So if there was little original in his premise, was there anything to be taken away from the details he managed to summon up from his memories of the time? Was it all Jimmy Carter presidential addresses, the brief burst of punk rock when it was at its most exciting, and Judy Blume novels for the girls? You might be forgiven for thinking that was at least half of it, though granted these nostalgic movies are always going to include elements of the pop culture to set their narratives in some semblance of authenticity, but there was a sense of changing opinions and the parents who had invented the generation gap finding it had turned around on them and they were now alienated from their kids.

Dorothea feels the lack of a father figure in her son's days that maybe he does not feel so much himself, and tries to make up for it by strengthening the feminine influence so he can have a role model he can emulate, all to make him into the fine young man she always wanted him to be. This hinged on understanding: all the characters were attempting to understand something, be that about themselves or others they encounter, yet there was no guarantee they would ever achieve this. Dorothea encourages their lodger Abbie (Greta Gerwig, because it wouldn't be the same without her) to guide Jamie at first, but she fills his head with radical feminism, rendering him a caring individual as far as the opposite sex are concerned, but far too interested in the minutiae of being a woman for his own good.

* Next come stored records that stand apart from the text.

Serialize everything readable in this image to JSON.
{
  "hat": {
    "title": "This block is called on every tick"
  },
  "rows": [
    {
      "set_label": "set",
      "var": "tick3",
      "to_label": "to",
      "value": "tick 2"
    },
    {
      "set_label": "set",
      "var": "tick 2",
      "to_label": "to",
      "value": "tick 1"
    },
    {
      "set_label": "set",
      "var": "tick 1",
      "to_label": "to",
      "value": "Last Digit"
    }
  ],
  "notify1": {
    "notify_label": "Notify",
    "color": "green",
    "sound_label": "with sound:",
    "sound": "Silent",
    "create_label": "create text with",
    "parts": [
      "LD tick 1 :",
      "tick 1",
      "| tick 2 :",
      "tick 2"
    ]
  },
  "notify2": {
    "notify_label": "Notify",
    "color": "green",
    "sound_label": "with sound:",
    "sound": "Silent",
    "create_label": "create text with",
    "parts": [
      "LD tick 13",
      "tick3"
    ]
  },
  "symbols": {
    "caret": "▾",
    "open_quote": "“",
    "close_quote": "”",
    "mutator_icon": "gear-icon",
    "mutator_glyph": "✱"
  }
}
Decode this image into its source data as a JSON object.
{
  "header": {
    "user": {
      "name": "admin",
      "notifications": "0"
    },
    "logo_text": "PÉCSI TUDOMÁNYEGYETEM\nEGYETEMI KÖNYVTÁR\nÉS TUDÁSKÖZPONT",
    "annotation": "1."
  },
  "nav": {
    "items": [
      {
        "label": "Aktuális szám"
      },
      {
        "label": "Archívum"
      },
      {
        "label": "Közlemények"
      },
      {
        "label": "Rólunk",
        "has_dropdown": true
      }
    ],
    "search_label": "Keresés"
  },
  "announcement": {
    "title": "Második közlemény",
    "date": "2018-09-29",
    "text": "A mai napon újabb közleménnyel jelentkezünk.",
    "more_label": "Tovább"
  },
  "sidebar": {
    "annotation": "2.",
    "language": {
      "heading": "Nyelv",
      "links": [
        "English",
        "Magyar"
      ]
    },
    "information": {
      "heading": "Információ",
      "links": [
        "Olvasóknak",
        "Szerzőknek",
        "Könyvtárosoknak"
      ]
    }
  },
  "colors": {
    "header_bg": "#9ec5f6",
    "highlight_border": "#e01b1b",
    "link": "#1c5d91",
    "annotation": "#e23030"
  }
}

It's fair enough to look out for women, Dorothea reasons, but there's being compassionate and there's being clinical, and Jamie's maleness, that need to take things apart to see how they work, sabotages his empathy. Similarly, his best friend Julie (Elle Fanning), two years his senior, uses him as a sounding board for her worries, notably in her sleeping over with him, but only sleeping as she believes anything sexual between them would ruin the friendship; she's probably correct, but this is no less frustrating for Jamie as he thinks he has fallen in love with the girl, whether he has or not, whether he’s in love with the idea of her, is a moot point. This was all very neatly observed, entertained some amusing moments of humour, but once it was over it came across as far too personal to Mills and difficult to sympathise with fully, as if watching a movie about someone's life was not necessarily the same as walking a mile in their moccasins. It was well acted, well presented, but lacking justification for too many scenes. Music by Roger Neill.
Reviewer: Graeme Clark

 

This review has been viewed 1453 time(s).

As a member you could Rate this film

 
Review Comments (0)


Untitled 1

Login
  Username:
 
  Password:
 
   
 
Forgotten your details? Enter email address in Username box and click Reminder. Your details will be emailed to you.
   

Latest Poll
Which star do you think makes the best coffee?
Emma Stone
Anna Kendrick
Michelle Rodriguez
Sir Patrick Stewart
   
 
   

Recent Visitors
Graeme Clark
Andrew Pragasam
Enoch Sneed
Darren Jones
Paul Smith
  Rachel Franke
Paul Shrimpton
  Desbris M
   

 

Last Updated: